Centenary of the death of Rose Edwards, munitionette

Today a group of relatives and friends of G.B. Edwards gathered in Plumstead Cemetery, South East London to commemorate the centenary of the death of his step-sister Rose who died in 1917, whilst working as a ‘munitionette’ in Woolwich.

Whilst researching the life of G.B. Edwards for Edward Chaney’s biography Genius Friend , we discovered that before marrying Gerald’s mother, his father, Tom Edwards, had been married to Louisa Simon. Louisa, had died before 1892, but little was known about what had happened to their two surviving daughters, Kathleen and Rose, Gerald’s step-sisters.

We soon found that Kathleen had married Augustus Thoumine in Guernsey, and had two children – and we were fortunate to track down her grand-daughter, Sarah Inman, who was delighted to learn of her connection to Guernsey’s great novelist.

But what had happened to Rose remained a mystery until Susan Ilie (of Guernsey Ancestry) came upon an article by Liz Walton Guernsey Women in the Great War on the Channel Islands and the Great War website. This contained an account of a woman called Rose Edwards who had died whilst working as a munitionette in Woolwich.

The source for this was a sad story in the Guernsey Press on 24 February 1917, under the heading ‘Death of a Guernsey War Worker: the Late Miss Rose Edwards’:

The death occurred in Woolwich on February 13, of Miss Rose Edwards, youngest daughter of Mr Thomas Edwards of ‘Hawkesbury’, Braye-road. Miss Edwards who was 31 years of age, left Guernsey two years ago for England, and took up war work a year ago at Woolwich Arsenal. One evening at the opening of this month she was passing over a bridge with some other employees, when two girls slipped, one breaking her hip and the other a leg. Miss Edwards assisted the girls till the arrival of an ambulance, but caught a chill, which caused her death. The funeral took place at Plumstead Cemetery on Saturday February 17 among those present being Mrs Gus Thoumine, of the Arcade, sister.
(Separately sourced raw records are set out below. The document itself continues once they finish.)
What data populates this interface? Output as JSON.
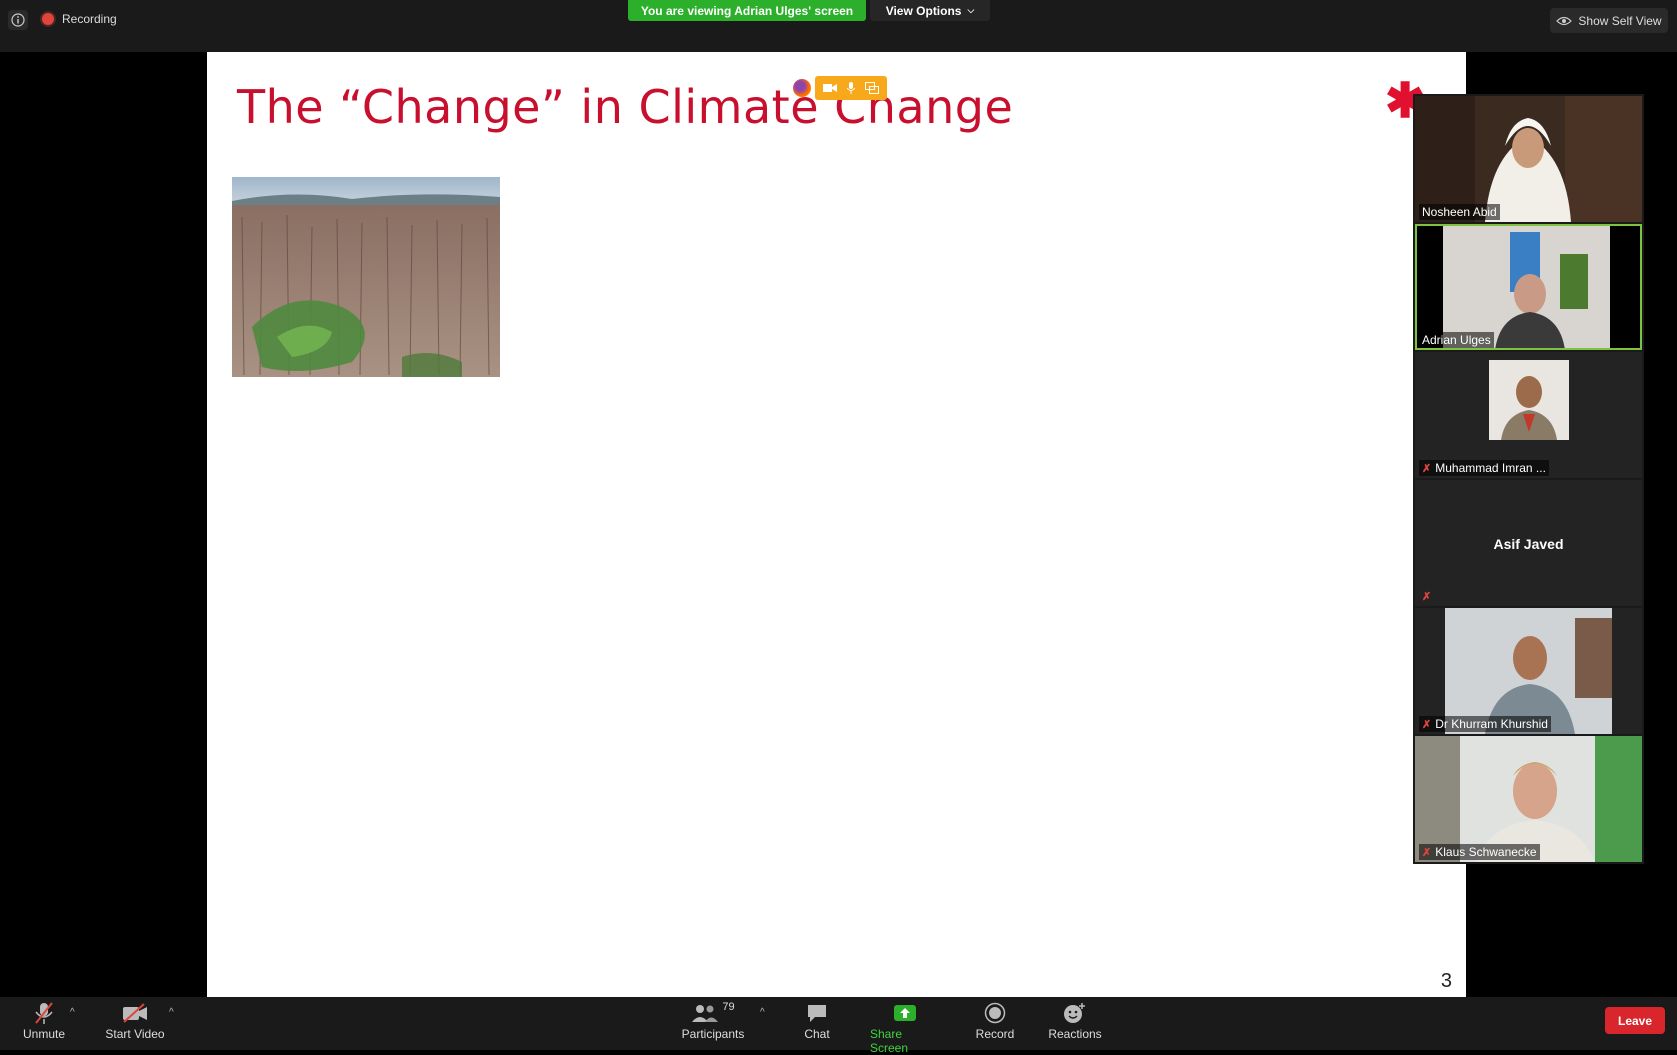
{
  "topbar": {
    "recording_label": "Recording",
    "viewing_banner": "You are viewing Adrian Ulges' screen",
    "view_options_label": "View Options",
    "self_view_label": "Show Self View"
  },
  "slide": {
    "title": "The “Change” in Climate Change",
    "page_number": "3"
  },
  "participants_gallery": [
    {
      "name": "Nosheen Abid",
      "muted": false,
      "video": true,
      "active": false
    },
    {
      "name": "Adrian Ulges",
      "muted": false,
      "video": true,
      "active": true
    },
    {
      "name": "Muhammad Imran ...",
      "muted": true,
      "video": true,
      "active": false
    },
    {
      "name": "Asif Javed",
      "muted": true,
      "video": false,
      "active": false
    },
    {
      "name": "Dr Khurram Khurshid",
      "muted": true,
      "video": true,
      "active": false
    },
    {
      "name": "Klaus Schwanecke",
      "muted": true,
      "video": true,
      "active": false
    }
  ],
  "toolbar": {
    "unmute_label": "Unmute",
    "start_video_label": "Start Video",
    "participants_label": "Participants",
    "participants_count": "79",
    "chat_label": "Chat",
    "share_screen_label": "Share Screen",
    "record_label": "Record",
    "reactions_label": "Reactions",
    "leave_label": "Leave"
  },
  "colors": {
    "accent_green": "#2cb02c",
    "slide_title_red": "#c8102e",
    "leave_red": "#d9262c",
    "active_speaker_border": "#7fc241"
  }
}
Sarah visited the cemetery to discover that poor Rose’s grave had fallen into disrepair, and arranged for its renovation.
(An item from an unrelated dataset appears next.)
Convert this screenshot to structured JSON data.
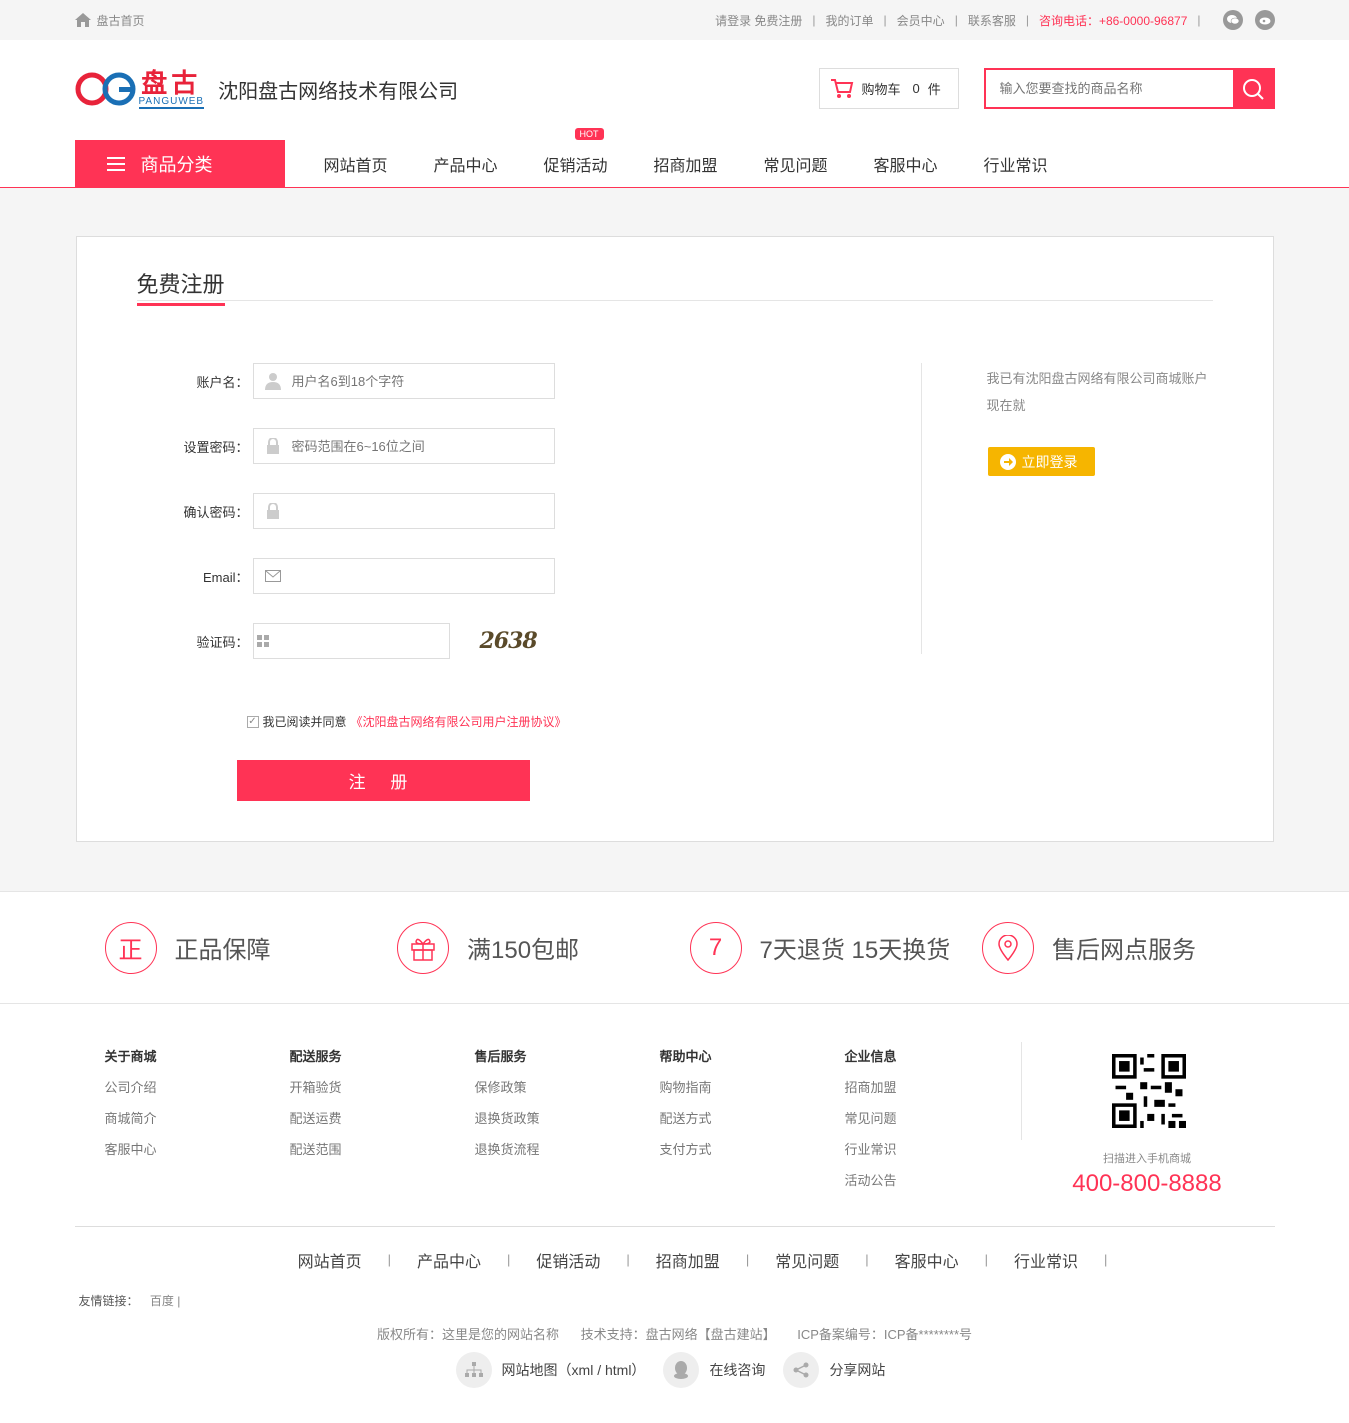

Ebenezerologist, Jane Mosse, discovered that the Allsop family also had a daughter working as a munitionette (possibly one of the girls involved in the accident referred to in the newspaper article), and they had arranged for Rose’s burial in their family plot.
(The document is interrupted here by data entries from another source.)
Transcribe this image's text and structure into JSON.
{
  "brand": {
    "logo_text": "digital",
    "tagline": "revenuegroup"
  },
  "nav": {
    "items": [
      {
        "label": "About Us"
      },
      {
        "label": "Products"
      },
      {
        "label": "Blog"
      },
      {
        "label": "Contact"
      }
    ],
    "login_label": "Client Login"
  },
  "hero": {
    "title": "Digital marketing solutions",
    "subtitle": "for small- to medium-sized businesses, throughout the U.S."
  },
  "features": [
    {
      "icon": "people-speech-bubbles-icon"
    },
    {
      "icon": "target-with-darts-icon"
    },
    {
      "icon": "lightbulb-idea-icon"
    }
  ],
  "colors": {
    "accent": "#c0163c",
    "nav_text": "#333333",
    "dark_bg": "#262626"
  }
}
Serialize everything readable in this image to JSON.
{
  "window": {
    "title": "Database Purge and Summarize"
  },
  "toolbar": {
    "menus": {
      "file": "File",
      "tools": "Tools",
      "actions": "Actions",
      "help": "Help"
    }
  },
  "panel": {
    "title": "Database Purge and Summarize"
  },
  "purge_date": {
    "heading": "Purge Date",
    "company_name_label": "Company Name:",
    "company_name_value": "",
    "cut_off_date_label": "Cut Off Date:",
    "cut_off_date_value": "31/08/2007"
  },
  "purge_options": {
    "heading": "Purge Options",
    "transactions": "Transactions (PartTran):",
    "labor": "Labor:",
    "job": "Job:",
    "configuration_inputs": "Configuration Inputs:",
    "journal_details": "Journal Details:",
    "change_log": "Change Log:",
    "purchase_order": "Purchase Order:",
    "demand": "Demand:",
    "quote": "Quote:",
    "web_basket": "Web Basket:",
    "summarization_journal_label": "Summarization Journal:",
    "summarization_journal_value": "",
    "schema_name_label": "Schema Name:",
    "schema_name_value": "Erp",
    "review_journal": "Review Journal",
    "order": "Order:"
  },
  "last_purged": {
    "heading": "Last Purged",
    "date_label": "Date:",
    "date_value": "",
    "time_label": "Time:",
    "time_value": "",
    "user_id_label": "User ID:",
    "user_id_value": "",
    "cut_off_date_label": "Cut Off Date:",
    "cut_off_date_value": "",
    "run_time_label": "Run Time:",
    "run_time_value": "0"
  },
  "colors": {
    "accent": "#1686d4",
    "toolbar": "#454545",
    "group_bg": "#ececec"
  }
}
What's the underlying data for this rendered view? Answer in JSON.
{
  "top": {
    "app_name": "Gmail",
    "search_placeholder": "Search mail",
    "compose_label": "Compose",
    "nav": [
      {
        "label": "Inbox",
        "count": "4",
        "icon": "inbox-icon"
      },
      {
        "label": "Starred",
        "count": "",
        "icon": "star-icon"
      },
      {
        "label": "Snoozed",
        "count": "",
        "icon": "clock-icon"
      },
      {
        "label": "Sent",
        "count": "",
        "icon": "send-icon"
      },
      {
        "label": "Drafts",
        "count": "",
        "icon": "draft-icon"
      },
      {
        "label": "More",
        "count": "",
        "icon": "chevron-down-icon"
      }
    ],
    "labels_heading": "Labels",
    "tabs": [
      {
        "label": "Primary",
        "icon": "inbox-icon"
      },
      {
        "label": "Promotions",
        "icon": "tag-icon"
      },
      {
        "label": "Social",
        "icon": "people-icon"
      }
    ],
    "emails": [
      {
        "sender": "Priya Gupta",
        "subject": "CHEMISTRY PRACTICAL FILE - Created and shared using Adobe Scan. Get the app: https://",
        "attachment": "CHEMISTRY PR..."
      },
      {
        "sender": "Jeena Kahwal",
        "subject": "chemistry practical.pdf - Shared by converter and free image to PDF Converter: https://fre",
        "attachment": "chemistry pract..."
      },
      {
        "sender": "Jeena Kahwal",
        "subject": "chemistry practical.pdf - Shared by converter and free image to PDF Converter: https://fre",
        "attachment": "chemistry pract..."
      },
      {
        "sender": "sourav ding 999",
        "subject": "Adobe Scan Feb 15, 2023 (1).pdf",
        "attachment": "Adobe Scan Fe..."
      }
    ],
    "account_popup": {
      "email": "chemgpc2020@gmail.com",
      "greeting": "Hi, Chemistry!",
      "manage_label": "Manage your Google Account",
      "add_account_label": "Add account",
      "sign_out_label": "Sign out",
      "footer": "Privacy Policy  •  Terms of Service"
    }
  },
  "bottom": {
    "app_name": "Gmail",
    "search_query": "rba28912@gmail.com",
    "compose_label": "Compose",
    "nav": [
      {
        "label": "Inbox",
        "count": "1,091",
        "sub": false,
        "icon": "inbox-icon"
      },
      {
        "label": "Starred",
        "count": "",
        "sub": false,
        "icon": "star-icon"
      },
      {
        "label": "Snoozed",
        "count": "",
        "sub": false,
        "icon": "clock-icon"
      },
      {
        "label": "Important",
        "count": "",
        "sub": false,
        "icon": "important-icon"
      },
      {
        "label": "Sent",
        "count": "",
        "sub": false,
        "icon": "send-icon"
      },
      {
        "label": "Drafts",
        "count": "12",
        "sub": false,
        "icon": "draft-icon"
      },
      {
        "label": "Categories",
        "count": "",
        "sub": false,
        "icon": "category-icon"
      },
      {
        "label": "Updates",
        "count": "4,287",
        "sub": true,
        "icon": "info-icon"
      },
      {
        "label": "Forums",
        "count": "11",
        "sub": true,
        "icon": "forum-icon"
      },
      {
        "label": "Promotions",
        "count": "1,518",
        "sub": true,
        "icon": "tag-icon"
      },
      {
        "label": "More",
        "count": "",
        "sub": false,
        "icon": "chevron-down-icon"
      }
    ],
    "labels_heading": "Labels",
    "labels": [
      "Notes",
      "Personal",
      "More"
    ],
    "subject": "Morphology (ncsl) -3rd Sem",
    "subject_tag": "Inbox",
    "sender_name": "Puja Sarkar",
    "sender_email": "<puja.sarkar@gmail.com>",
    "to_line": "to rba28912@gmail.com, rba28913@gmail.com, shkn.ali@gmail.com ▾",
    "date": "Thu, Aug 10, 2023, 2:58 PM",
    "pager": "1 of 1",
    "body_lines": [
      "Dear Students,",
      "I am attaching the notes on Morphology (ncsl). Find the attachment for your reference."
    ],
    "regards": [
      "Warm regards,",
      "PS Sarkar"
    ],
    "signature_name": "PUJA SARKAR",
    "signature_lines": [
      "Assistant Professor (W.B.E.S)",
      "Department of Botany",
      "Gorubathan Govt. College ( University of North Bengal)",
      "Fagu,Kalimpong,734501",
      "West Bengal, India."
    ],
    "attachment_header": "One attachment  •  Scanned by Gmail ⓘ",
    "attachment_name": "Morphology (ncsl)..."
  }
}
So today, precisely a century to the day after Rose’s death, Sarah’s family, descendants of the Allsop family, Edward Chaney and Steve Foote gathered in Plumstead Cemetery to mark the unveiling of the restored grave.

To mark the occasion, Sarah read a passage from The Book of Ebenezer Le Page, which seemed a fitting conclusion to a century between when Rose had died alone during the dark days of World War I, and when she had been reunited with her family.

On War Service

We also noticed a small emblem engraved on the front of the grave – which is an ‘On War Service Badge’ which munitionettes would have been entitled to wear to show the active role they were playing in the war effort. (For more details see the Imperial War Museum page ‘On War Service’ Badges).

Rose’s gravestone ‘On War Service’ Badge